Data about app and page elements:
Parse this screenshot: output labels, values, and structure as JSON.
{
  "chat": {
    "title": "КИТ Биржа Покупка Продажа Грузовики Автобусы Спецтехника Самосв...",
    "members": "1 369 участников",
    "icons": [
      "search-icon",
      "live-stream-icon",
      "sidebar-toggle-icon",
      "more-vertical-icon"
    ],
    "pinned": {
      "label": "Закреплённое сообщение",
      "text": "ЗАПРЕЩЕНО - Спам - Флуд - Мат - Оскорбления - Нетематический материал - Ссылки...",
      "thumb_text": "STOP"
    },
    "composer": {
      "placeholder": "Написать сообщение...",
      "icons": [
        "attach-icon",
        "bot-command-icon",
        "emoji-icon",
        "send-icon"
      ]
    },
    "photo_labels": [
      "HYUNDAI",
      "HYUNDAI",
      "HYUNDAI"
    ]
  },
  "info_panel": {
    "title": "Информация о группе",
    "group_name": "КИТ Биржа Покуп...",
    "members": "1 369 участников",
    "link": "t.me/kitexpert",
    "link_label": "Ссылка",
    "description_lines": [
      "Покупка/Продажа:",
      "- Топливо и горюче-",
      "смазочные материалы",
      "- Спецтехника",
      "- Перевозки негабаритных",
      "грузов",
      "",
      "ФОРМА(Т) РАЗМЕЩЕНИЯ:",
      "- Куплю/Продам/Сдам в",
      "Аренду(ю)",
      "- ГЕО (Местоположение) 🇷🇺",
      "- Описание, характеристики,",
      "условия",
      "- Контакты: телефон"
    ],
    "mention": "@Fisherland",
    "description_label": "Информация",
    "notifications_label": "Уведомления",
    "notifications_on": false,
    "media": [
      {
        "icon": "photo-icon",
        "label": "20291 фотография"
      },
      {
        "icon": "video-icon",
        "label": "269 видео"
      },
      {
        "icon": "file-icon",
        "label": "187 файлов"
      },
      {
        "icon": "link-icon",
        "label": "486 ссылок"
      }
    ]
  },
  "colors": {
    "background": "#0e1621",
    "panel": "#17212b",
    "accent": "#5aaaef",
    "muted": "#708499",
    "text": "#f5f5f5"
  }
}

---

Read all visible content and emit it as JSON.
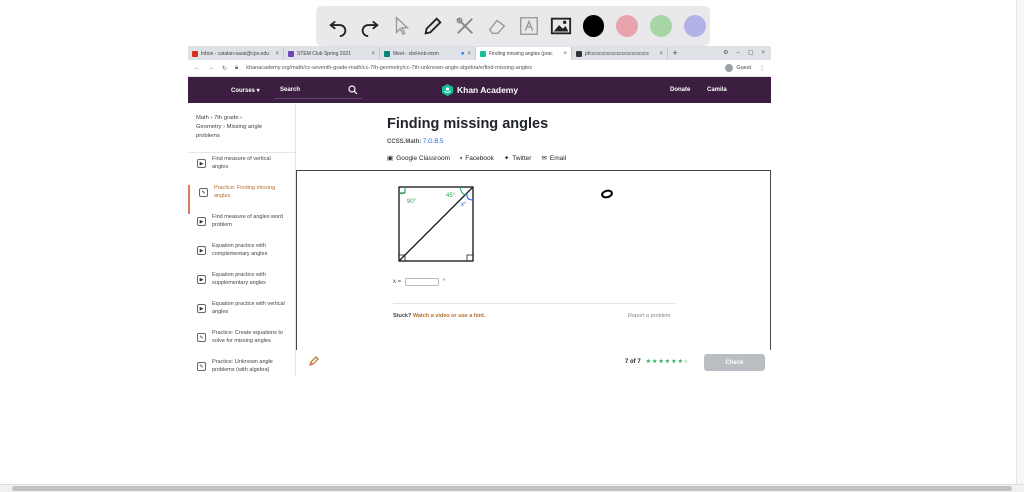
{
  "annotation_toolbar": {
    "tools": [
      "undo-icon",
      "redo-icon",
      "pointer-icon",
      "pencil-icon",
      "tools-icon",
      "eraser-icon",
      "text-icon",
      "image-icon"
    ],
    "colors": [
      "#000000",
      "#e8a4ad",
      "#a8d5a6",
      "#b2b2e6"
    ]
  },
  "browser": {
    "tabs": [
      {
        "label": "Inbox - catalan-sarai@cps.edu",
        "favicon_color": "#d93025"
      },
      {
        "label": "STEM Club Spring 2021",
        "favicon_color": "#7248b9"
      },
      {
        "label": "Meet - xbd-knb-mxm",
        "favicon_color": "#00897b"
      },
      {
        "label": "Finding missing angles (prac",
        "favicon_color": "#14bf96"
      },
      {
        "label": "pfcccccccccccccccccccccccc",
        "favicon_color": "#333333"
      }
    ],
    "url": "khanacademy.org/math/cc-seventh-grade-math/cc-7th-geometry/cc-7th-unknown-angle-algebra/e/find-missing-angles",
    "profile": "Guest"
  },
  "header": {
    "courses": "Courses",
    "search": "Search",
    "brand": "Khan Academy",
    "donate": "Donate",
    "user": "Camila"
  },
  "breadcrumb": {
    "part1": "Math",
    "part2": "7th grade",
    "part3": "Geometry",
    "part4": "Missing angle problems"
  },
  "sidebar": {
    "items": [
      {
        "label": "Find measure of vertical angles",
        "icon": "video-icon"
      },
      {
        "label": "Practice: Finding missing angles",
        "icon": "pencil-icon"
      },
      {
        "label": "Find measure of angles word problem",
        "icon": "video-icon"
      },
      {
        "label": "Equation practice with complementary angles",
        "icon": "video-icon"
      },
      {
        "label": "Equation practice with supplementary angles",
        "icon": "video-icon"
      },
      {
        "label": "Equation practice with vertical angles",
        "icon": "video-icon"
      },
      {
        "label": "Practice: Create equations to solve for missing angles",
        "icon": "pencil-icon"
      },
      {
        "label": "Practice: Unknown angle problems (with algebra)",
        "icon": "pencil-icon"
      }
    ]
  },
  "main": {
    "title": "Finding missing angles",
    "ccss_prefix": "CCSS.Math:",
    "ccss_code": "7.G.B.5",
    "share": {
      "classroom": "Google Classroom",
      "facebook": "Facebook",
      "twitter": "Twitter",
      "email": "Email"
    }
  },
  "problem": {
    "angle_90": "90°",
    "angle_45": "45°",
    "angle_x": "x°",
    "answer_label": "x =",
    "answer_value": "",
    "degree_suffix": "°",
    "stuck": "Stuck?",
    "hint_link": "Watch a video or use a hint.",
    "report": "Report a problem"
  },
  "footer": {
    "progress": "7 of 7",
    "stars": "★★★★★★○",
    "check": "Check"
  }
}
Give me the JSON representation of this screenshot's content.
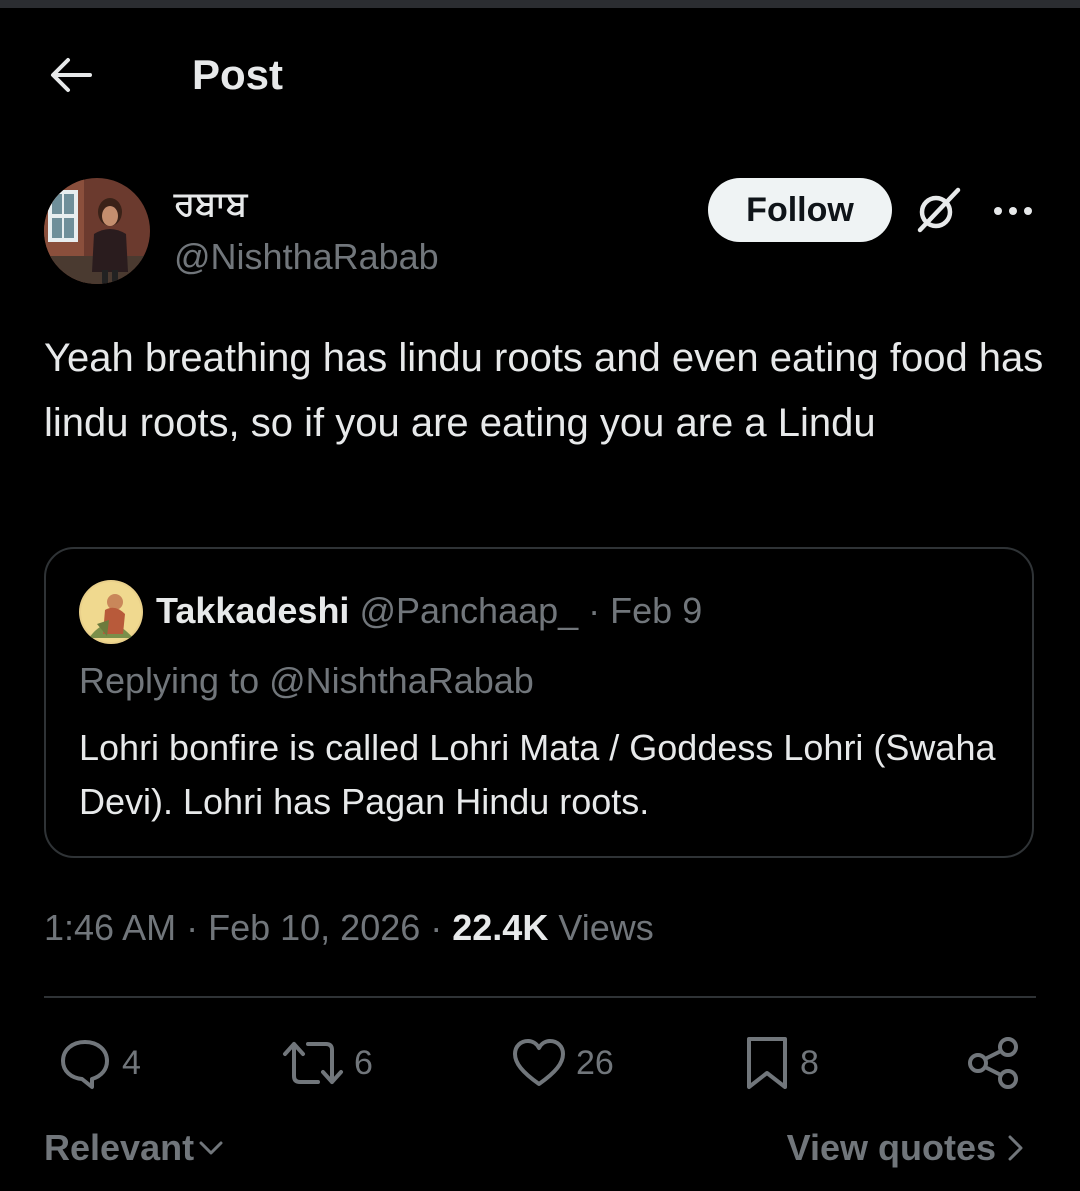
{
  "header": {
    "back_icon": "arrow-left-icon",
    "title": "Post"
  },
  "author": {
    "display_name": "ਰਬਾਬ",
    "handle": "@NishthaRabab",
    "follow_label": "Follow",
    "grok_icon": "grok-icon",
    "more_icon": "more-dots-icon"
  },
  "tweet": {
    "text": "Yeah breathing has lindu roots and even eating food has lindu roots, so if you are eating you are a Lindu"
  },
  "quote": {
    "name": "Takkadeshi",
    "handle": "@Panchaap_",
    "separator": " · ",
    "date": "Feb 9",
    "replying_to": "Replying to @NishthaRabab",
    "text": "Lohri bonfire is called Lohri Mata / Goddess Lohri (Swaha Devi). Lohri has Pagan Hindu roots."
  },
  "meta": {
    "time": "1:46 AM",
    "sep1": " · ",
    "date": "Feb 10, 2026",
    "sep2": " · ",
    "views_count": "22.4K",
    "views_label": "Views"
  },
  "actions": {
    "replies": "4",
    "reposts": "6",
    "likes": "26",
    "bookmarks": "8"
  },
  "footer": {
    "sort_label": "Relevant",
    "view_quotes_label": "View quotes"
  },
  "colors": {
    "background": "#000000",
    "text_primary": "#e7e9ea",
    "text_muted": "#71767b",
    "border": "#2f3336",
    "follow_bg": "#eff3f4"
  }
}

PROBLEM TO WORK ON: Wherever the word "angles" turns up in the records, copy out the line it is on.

ANSWER TO THE EXERCISE:
        "label": "Finding missing angles (prac",
    "url": "khanacademy.org/math/cc-seventh-grade-math/cc-7th-geometry/cc-7th-unknown-angle-algebra/e/find-missing-angles",
        "label": "Find measure of vertical angles",
        "label": "Practice: Finding missing angles",
        "label": "Find measure of angles word problem",
        "label": "Equation practice with complementary angles",
        "label": "Equation practice with supplementary angles",
        "label": "Equation practice with vertical angles",
        "label": "Practice: Create equations to solve for missing angles",
    "title": "Finding missing angles",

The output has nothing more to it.